Duine, who also works at the Institute for Theoretical Physics at Utrecht University, is delighted with the grant. “It is the crowning achievement of a wonderful scientific year. The grant allows me to set up a new line of research to develop the fundamental physics for energy-efficient ICT-applications, such as data storage and transport.”
The research into fluid elektronics focusses on ultrapure conductors, in which electrons behave as a viscous fluid. This allows for a much more efficient exchange of information in electronical and magnetic systems (such as computers). Additonally, ultrapure conductors work at room temperatures, making them much more energy-efficient than super conductors.
Duine will use part of the grant to investigate new materials in which electrons transmit their spin property, rather than their charge. Spin is a magnetic property of fundamental particles that can be imagined as a built-in compass needle.
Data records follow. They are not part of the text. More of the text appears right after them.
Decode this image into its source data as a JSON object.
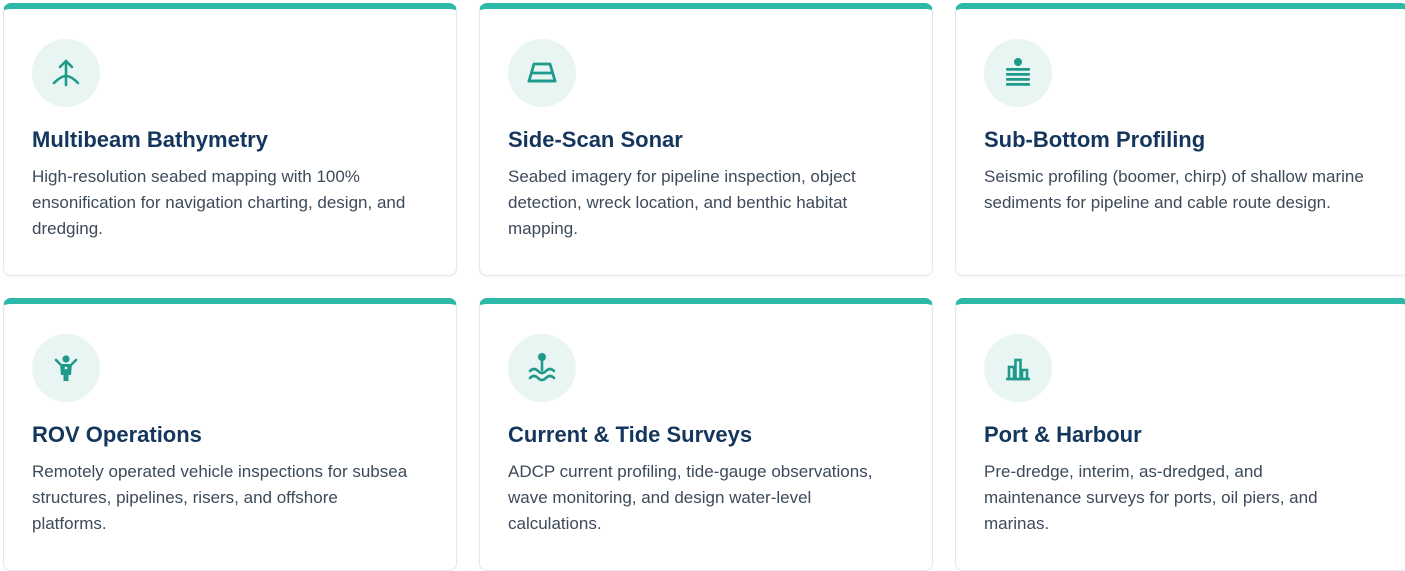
{
  "accent_color": "#2db9a8",
  "icon_color": "#1f9a8a",
  "title_color": "#14365c",
  "text_color": "#3d4a5a",
  "services": [
    {
      "icon": "anchor-icon",
      "title": "Multibeam Bathymetry",
      "description": "High-resolution seabed mapping with 100% ensonification for navigation charting, design, and dredging."
    },
    {
      "icon": "boat-icon",
      "title": "Side-Scan Sonar",
      "description": "Seabed imagery for pipeline inspection, object detection, wreck location, and benthic habitat mapping."
    },
    {
      "icon": "layers-icon",
      "title": "Sub-Bottom Profiling",
      "description": "Seismic profiling (boomer, chirp) of shallow marine sediments for pipeline and cable route design."
    },
    {
      "icon": "robot-icon",
      "title": "ROV Operations",
      "description": "Remotely operated vehicle inspections for subsea structures, pipelines, risers, and offshore platforms."
    },
    {
      "icon": "wave-gauge-icon",
      "title": "Current & Tide Surveys",
      "description": "ADCP current profiling, tide-gauge observations, wave monitoring, and design water-level calculations."
    },
    {
      "icon": "port-icon",
      "title": "Port & Harbour",
      "description": "Pre-dredge, interim, as-dredged, and maintenance surveys for ports, oil piers, and marinas."
    }
  ]
}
The research builds on an analogy between black holes and magnetic systems, that was previously discovered by Duine. In theory, this will make it possible to amplify spin signals and generate quantum entanglement. Quantum entanglement is a key ingredient of super fast quantum computers.